Books by Jim DeFilippi

DUCK ALLEY by Jim DeFilippi
FICTION & LITERATURE
Released: Sept. 1, 1999

A second from DeFilippi has parallels with his considerably stronger Blood Sugar (1992), but too much in plot flies off with too little in substantive atmosphere or theme to act as ballast. Narrator Jay Tasti opens up with a ramble through plentifully familiar boyhood memories of growing up on Duck Alley, Long Island. Recalling the happy summertime of his youth in the "50s, Tasti summons Coke bottles, friendly drunks, fussy moms, baseball games on the radio and harmless pranks. Back then, see, Tasti was real tight with Albert Niklozak, and, man, did they do some crazy stuff. Well. Then comes the draft. Albert gets sent to Nam (and strangely never speaks of it), while Tasti stays comfy with a stateside role.

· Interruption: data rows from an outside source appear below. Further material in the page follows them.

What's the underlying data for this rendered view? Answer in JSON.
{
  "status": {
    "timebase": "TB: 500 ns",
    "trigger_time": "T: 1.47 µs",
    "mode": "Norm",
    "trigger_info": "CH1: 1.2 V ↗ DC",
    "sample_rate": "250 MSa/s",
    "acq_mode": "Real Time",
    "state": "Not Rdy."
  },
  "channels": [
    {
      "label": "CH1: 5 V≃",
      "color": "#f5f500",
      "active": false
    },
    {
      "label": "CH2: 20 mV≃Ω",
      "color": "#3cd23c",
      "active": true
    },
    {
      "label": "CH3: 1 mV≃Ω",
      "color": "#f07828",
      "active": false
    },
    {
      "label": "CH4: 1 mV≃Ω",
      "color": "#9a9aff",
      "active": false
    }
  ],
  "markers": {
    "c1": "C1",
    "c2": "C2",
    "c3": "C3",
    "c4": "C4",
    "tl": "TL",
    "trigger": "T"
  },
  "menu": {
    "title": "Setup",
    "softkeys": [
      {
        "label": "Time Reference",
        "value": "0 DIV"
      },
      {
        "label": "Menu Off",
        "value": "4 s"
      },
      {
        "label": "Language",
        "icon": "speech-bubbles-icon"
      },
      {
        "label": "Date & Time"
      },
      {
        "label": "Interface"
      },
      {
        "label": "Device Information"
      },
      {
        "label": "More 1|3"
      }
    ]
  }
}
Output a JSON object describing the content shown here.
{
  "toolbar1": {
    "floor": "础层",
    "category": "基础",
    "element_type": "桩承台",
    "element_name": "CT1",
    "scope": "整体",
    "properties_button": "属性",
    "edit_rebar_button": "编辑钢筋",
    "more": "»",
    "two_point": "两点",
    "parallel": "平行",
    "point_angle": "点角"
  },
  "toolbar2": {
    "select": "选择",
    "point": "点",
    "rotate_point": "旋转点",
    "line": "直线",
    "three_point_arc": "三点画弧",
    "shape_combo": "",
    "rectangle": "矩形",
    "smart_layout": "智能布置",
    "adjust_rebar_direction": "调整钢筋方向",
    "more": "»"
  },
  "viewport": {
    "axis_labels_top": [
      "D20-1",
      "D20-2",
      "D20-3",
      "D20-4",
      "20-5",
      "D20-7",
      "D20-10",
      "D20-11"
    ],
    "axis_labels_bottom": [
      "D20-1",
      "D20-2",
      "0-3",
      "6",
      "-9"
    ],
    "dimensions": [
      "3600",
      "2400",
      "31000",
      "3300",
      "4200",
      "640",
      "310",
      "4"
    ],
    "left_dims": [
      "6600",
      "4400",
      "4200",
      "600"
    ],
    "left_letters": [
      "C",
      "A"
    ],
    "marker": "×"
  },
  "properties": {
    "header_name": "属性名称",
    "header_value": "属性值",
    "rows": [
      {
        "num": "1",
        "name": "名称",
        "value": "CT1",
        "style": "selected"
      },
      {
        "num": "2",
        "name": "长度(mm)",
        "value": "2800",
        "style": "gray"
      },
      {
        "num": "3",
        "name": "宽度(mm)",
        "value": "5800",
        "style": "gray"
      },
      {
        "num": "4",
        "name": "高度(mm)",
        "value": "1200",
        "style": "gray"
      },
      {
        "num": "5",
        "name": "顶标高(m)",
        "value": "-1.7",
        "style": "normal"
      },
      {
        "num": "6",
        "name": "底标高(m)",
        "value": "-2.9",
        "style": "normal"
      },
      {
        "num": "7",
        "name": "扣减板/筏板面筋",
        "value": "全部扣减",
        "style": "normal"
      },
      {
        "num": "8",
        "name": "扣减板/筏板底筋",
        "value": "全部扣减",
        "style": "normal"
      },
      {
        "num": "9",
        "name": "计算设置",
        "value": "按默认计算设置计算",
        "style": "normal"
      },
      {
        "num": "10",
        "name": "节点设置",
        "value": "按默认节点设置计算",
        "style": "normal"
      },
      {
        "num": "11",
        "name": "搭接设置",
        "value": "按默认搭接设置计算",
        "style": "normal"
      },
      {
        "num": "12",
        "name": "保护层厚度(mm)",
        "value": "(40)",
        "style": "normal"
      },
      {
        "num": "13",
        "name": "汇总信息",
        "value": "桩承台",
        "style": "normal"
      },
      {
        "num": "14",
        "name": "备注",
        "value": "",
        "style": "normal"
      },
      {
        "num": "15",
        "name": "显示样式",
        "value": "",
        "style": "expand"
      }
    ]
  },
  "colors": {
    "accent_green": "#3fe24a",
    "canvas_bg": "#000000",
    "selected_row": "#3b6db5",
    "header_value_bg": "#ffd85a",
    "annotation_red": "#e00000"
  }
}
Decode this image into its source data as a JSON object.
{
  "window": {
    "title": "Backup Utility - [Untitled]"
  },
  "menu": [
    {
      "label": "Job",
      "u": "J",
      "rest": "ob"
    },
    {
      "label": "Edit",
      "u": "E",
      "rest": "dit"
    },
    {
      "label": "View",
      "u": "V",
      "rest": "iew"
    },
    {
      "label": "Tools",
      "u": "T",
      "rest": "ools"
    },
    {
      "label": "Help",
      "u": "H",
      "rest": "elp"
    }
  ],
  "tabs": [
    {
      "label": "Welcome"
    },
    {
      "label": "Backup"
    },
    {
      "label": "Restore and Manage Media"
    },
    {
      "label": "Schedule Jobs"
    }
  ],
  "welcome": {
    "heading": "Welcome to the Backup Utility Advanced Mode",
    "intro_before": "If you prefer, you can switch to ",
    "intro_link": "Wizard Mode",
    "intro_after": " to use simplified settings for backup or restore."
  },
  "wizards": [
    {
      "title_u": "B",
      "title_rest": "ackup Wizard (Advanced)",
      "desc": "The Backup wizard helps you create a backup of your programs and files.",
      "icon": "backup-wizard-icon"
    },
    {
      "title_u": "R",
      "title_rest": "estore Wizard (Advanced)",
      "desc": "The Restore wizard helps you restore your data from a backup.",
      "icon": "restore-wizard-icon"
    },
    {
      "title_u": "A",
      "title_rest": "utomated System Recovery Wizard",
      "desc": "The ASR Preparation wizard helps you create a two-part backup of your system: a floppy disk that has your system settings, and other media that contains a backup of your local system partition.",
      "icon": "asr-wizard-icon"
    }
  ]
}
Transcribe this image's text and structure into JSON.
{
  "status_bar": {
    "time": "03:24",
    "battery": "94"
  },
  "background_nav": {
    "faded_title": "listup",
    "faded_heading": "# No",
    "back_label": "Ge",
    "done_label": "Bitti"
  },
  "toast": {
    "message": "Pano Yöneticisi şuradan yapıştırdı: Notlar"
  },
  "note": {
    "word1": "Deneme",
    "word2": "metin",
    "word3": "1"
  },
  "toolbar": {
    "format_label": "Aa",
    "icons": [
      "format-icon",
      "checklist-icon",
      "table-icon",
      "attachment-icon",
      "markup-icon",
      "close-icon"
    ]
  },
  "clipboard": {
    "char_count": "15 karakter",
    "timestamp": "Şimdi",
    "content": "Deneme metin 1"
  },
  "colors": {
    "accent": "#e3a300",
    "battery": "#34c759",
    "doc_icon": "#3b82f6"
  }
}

Tasti muffles his mixed feelings, becomes a high-school teacher, and marries. Albert becomes a small-time hood dealing in fenced goods and prostitutes. As for his life in education, Tasti recalls, oh, if there only hadn't been Arlynn Svenson . . . . Arlynn, the cartoonishly drawn high-school sex siren with a troubled mind, finds teacher Tasti on the beach during a field trip, bares her breasts to him, and actually says "jiggle, jiggle." Though Tasti takes a hundred pages to not touch her breasts, Arlynn, while literally flopping around in the hall and driving everyone nuts, claims Tasti got her pregnant. Blow her off? Advise therapy? Nah, do the sensible thing, and get Albert to silence her. It seems Albert does what he's asked, gets caught, sent to jail, then killed in a knife fight. Only after all that does Tasti discover that Albert never murdered the girl—but held his tongue for the honor of friendship, which Tasti grieves to have forgotten. The depth of Tasti's spiritual agony is doubtless meant to be profound, but the story just doesn—t make it real, with the result that the profound and the inane are at loggerheads. Read full book review >
BLOOD SUGAR by Jim DeFilippi
Released: Aug. 5, 1992

Revived adolescent passion triggers the downfall of a Long Island policeman who's been walking the straight and narrow for 30 years. Homicide detective Joe LaLuna's careful climb to the top levels of his suburban New York police department begins to derail with the death of wealthy businessman and cocaine aficionado Milton Wright, the husband of LaLuna's high-school sweetheart Audrey. Milt expired in the absence of his wife but in the presence of an automatic milking machine that he had put to uses for which the machine was by no means intended. It takes dipsomaniac medical- examiner Sharon Slabb, who has a bit of a crush on Joe, two autopsies to prove that Mr. Wright's death, while not the result of a dairy accident, was still not natural. Someone injected Milt's eyeball with an overdose of insulin. Joe's questioning of the suspects begins with Audrey, who is every bit as beautiful as she was decades ago. The detective, whose marriage to a sad, unlovely creature has been of exemplary faithfulness, is unable to resist the revival of youthful lust—to the disgust of his longtime partner, Winky Dink Hraska, and the detriment of his investigation. At the very moment Joe and Audrey reconnect, Joe's wife is found dead. The detective becomes the prime suspect. A first novel and a good one. DeFilippi, who spent four years in the military police corps, serves up suburban police procedures with style. Read full book review >